### Goal of the exercise
Write out the complete data exactly as written.

--------------------------------

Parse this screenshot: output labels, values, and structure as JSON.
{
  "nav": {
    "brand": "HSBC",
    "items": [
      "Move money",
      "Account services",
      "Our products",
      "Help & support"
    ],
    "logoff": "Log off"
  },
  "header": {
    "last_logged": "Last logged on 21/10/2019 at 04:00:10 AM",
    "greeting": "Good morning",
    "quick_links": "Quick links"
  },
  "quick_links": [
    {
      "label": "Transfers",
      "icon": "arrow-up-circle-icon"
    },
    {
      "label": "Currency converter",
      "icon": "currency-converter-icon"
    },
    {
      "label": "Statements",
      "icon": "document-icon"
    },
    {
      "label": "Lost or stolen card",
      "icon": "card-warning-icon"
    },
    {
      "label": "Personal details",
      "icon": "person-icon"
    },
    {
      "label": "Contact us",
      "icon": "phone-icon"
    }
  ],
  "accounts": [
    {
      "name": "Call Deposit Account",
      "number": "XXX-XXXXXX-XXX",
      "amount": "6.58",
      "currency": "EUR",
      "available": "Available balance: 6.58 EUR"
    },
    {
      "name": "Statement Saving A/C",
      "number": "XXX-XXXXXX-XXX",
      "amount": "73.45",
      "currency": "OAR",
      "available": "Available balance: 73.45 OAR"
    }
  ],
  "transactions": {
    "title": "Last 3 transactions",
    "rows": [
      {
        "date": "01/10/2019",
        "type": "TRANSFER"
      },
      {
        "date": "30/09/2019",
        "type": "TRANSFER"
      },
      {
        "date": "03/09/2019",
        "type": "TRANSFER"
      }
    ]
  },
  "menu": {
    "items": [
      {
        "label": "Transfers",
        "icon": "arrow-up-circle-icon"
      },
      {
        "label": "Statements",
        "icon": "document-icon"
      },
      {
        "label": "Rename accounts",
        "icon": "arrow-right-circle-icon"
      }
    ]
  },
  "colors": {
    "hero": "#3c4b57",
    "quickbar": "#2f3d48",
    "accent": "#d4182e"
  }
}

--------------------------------

### Your solution
Parse this screenshot: output labels, values, and structure as JSON.
{
  "nav": {
    "brand": "HSBC",
    "items": [
      "Move money",
      "Account services",
      "Our products",
      "Help & support"
    ],
    "logoff": "Log off"
  },
  "header": {
    "last_logged": "Last logged on 21/10/2019 at 04:00:10 AM",
    "greeting": "Good morning",
    "quick_links": "Quick links"
  },
  "quick_links": [
    {
      "label": "Transfers",
      "icon": "arrow-up-circle-icon"
    },
    {
      "label": "Currency converter",
      "icon": "currency-converter-icon"
    },
    {
      "label": "Statements",
      "icon": "document-icon"
    },
    {
      "label": "Lost or stolen card",
      "icon": "card-warning-icon"
    },
    {
      "label": "Personal details",
      "icon": "person-icon"
    },
    {
      "label": "Contact us",
      "icon": "phone-icon"
    }
  ],
  "accounts": [
    {
      "name": "Call Deposit Account",
      "number": "XXX-XXXXXX-XXX",
      "amount": "6.58",
      "currency": "EUR",
      "available": "Available balance: 6.58 EUR"
    },
    {
      "name": "Statement Saving A/C",
      "number": "XXX-XXXXXX-XXX",
      "amount": "73.45",
      "currency": "OAR",
      "available": "Available balance: 73.45 OAR"
    }
  ],
  "transactions": {
    "title": "Last 3 transactions",
    "rows": [
      {
        "date": "01/10/2019",
        "type": "TRANSFER"
      },
      {
        "date": "30/09/2019",
        "type": "TRANSFER"
      },
      {
        "date": "03/09/2019",
        "type": "TRANSFER"
      }
    ]
  },
  "menu": {
    "items": [
      {
        "label": "Transfers",
        "icon": "arrow-up-circle-icon"
      },
      {
        "label": "Statements",
        "icon": "document-icon"
      },
      {
        "label": "Rename accounts",
        "icon": "arrow-right-circle-icon"
      }
    ]
  },
  "colors": {
    "hero": "#3c4b57",
    "quickbar": "#2f3d48",
    "accent": "#d4182e"
  }
}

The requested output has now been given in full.